Activity: Copy out the lines below that hold the word "price".

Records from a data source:
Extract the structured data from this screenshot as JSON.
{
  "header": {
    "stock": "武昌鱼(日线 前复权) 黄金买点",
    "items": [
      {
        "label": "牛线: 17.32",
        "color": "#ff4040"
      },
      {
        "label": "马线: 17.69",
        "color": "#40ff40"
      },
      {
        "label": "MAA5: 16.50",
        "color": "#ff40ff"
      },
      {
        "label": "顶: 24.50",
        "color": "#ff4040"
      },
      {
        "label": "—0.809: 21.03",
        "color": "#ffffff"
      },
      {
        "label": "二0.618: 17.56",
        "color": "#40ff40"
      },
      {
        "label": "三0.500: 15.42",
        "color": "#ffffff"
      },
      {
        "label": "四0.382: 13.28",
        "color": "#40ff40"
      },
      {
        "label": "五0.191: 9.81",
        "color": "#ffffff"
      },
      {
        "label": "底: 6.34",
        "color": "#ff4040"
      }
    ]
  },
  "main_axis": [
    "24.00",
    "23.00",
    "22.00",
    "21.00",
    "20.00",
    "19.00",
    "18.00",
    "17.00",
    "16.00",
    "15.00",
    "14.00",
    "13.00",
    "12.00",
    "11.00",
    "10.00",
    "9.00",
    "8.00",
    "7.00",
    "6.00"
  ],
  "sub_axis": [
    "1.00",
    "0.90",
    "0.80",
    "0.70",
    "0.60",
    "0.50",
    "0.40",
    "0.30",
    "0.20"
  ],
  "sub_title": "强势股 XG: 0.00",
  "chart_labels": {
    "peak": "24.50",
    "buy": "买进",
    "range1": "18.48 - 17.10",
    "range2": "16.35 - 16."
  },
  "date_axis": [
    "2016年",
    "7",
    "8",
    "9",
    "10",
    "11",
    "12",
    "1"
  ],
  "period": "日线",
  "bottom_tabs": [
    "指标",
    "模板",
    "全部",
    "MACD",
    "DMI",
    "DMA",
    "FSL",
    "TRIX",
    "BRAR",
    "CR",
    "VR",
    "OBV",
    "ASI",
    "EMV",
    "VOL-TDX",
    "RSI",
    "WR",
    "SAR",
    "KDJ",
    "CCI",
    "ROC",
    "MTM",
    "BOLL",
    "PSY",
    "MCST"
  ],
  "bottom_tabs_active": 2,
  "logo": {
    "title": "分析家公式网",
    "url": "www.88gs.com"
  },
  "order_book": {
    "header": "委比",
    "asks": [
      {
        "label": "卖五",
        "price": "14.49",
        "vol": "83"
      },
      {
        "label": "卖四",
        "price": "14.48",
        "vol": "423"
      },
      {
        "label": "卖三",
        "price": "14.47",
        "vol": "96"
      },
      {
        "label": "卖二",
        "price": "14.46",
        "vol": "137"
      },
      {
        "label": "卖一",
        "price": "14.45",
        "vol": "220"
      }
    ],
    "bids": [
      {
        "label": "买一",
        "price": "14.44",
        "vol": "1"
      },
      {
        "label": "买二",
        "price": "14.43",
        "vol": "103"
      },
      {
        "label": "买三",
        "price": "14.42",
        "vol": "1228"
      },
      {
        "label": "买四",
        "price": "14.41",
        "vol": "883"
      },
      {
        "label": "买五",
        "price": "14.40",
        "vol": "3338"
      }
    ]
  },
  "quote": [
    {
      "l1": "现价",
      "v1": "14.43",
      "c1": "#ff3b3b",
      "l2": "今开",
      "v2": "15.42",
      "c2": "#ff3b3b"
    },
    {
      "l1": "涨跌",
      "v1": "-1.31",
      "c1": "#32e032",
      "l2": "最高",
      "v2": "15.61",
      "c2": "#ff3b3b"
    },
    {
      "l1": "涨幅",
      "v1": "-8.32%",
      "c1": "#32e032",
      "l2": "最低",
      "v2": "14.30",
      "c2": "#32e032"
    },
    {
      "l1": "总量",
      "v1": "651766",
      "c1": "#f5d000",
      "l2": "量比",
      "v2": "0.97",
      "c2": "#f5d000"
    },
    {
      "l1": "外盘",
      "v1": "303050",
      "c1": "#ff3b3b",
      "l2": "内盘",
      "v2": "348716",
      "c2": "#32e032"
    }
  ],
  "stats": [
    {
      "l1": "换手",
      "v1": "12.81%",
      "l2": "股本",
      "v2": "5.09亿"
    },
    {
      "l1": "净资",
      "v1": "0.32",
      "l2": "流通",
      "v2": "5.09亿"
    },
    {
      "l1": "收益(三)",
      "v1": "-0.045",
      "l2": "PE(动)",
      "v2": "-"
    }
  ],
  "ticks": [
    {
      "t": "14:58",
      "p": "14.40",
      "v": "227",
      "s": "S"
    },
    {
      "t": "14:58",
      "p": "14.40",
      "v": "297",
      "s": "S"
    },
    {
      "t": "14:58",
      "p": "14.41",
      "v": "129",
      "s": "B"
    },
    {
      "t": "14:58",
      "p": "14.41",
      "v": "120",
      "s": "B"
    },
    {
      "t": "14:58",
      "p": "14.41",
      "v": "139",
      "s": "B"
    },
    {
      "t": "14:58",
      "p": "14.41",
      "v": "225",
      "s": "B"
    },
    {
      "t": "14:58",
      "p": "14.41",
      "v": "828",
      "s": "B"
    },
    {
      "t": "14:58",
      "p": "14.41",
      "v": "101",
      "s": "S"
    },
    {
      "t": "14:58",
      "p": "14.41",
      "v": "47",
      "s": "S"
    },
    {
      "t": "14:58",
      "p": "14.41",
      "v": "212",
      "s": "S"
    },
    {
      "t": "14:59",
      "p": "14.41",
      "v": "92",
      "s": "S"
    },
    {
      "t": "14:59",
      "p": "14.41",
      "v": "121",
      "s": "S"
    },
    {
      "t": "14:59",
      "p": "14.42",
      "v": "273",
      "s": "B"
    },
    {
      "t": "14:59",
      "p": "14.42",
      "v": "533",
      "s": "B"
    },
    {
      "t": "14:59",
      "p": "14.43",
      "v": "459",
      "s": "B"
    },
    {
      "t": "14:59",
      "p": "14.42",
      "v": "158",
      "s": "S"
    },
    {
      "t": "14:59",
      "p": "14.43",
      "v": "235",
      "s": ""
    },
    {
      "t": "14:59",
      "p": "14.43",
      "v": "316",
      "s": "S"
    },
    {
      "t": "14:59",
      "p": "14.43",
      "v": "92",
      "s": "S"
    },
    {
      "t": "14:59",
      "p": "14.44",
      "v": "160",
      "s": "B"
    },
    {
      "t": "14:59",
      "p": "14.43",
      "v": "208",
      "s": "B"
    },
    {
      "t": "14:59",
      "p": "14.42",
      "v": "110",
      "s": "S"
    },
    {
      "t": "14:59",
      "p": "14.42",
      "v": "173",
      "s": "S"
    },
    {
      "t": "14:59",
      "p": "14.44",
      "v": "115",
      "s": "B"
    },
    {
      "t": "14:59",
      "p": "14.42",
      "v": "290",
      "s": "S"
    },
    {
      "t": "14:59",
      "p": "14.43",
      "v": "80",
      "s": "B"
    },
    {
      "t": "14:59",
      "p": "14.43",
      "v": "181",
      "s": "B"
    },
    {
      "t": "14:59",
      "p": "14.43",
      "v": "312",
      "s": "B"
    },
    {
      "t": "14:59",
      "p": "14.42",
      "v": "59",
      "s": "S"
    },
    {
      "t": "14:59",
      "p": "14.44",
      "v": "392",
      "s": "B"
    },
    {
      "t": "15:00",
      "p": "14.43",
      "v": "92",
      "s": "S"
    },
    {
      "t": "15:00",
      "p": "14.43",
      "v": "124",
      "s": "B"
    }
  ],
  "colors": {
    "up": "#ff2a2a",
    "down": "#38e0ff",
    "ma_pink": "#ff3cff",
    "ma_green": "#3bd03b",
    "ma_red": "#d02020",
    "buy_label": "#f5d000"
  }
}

Response box:
        "price": "14.49",
        "price": "14.48",
        "price": "14.47",
        "price": "14.46",
        "price": "14.45",
        "price": "14.44",
        "price": "14.43",
        "price": "14.42",
        "price": "14.41",
        "price": "14.40",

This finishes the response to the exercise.